Acrylamide is a chemical used mainly in certain industrial processes, such as in producing paper, dyes, and plastics, and in treating drinking water and wastewater. It is found in small amounts in some consumer products, such as caulk, food packaging, and some adhesives. Acrylamide is also found in cigarette smoke. Acrylamide can also form in some starchy foods during high-temperature cooking processes, such as frying, roasting, and baking. Acrylamide forms from sugars and an amino acid that are naturally present in food; it does not come from food packaging or the environment. What expert agencies say
Several agencies (national and international) study different substances in the environment to determine if they can cause cancer. (A substance that causes cancer or helps cancer grow is called a carcinogen.) The American Cancer Society looks to these organizations to evaluate the risks based on evidence from laboratory, animal, and human research studies. The International Agency for Research on Cancer (IARC) is part of the World Health Organization (WHO). Its major goal is to identify causes of cancer. Based on the data from lab animals, IARC classifies acrylamide as a "probable human carcinogen". The National Toxicology Program (NTP) is formed from parts of several different US government agencies, including the National Institutes of Health (NIH), the Centers for Disease Control and Prevention (CDC), and the Food and Drug Administration (FDA). The NTP has classified acrylamide as "reasonably anticipated to be a human carcinogen" based on the studies in lab animals. The US Environmental Protection Agency (EPA) maintains the Integrated Risk Information System (IRIS), an electronic database that contains information on human health effects from exposure to various substances in the environment. The EPA classifies acrylamide as a "probable human carcinogen" based on studies in lab animals. (For more information on the classification systems used by these agencies, see our document, Known and Probable Human Carcinogens.) Since the discovery of acrylamide in foods, the American Cancer Society, the FDA, and many other organizations have recognized the need for further research on this topic. Ongoing studies will continue to provide new information on whether acrylamide levels in foods are linked to increased cancer risk. Are acrylamide levels regulated?
In the United States, the FDA regulates the amount of residual acrylamide in a variety of materials that come in contact with food, but there are currently no guidelines on the presence of acrylamide in food itself. The EPA regulates acrylamide in drinking water. The EPA established an acceptable level of acrylamide exposure, set low enough to account for any uncertainty in the data relating acrylamide to cancer and effects on nerves. http://www.cancer.org/cancer/cancercauses/othercarcinogens/athome/acrylamide
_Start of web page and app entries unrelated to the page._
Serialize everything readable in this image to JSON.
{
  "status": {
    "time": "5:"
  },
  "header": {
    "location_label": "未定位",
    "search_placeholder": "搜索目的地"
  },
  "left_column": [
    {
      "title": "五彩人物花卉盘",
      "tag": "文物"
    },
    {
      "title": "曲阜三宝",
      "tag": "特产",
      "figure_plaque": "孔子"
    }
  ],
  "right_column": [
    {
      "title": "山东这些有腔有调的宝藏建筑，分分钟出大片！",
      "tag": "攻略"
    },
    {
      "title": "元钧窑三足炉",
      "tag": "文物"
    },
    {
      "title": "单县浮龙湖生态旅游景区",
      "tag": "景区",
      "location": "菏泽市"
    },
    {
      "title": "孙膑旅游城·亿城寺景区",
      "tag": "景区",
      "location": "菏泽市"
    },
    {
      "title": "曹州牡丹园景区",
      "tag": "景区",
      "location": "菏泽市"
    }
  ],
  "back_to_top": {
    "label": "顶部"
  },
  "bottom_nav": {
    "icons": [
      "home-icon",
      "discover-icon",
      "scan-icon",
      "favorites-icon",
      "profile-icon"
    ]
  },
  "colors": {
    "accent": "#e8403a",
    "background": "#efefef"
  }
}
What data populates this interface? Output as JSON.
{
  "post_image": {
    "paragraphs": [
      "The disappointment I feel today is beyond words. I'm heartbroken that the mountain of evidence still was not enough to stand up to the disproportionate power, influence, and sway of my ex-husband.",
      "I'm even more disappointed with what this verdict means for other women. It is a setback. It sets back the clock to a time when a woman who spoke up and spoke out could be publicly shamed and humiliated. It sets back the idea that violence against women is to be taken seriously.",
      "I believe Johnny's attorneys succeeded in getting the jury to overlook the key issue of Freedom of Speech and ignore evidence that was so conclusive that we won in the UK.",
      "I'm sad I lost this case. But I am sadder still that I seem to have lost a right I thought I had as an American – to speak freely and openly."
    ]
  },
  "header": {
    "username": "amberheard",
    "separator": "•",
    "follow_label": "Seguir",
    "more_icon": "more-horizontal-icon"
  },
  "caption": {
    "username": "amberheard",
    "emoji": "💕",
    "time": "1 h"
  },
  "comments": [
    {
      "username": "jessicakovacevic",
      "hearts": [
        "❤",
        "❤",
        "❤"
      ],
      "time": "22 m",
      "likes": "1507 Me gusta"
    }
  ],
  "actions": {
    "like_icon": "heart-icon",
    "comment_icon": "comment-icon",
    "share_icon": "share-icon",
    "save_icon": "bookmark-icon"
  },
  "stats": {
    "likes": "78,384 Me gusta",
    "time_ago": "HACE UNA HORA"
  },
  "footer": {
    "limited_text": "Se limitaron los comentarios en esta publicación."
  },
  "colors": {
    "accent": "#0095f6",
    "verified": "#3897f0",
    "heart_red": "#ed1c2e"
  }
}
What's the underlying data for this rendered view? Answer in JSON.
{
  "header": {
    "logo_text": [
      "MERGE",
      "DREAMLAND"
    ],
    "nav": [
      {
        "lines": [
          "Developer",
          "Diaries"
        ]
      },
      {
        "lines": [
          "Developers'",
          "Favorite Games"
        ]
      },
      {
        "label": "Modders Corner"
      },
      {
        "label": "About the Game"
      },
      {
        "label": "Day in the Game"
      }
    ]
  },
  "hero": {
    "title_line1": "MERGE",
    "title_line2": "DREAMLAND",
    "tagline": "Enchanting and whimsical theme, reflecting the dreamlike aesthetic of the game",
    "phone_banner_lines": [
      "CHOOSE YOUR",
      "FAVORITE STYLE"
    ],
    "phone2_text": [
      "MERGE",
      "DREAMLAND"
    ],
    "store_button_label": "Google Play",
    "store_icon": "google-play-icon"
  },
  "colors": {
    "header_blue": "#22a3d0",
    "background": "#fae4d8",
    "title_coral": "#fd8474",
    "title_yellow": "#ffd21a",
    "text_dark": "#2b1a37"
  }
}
According to FDA findings
In June 2002, the World Health Organization (WHO) and the Food and Agriculture Organization (FAO) convened an expert consultation on acrylamide. The consultation, in which three FDA experts participated, concluded that the presence of acrylamide in food is a major concern, and recommended more research on mechanisms of formation and toxicity. Both the WHO/FAO consultation and the FDA have recommended that people continue to eat a balanced diet rich in fruits and vegetables. The WHO/FAO consultation advised that food should not be cooked excessively, i.e., for too long a time or at too high a temperature, but also advised that it is important to cook all food thoroughly--particularly meat and meat products--to destroy foodborne pathogens (bacteria, viruses, etc.) that might be present.
On April 24, 2002, researchers at the Swedish National Food Administration and Stockholm University reported finding the chemical acrylamide in a variety of fried and oven-baked foods. The initial...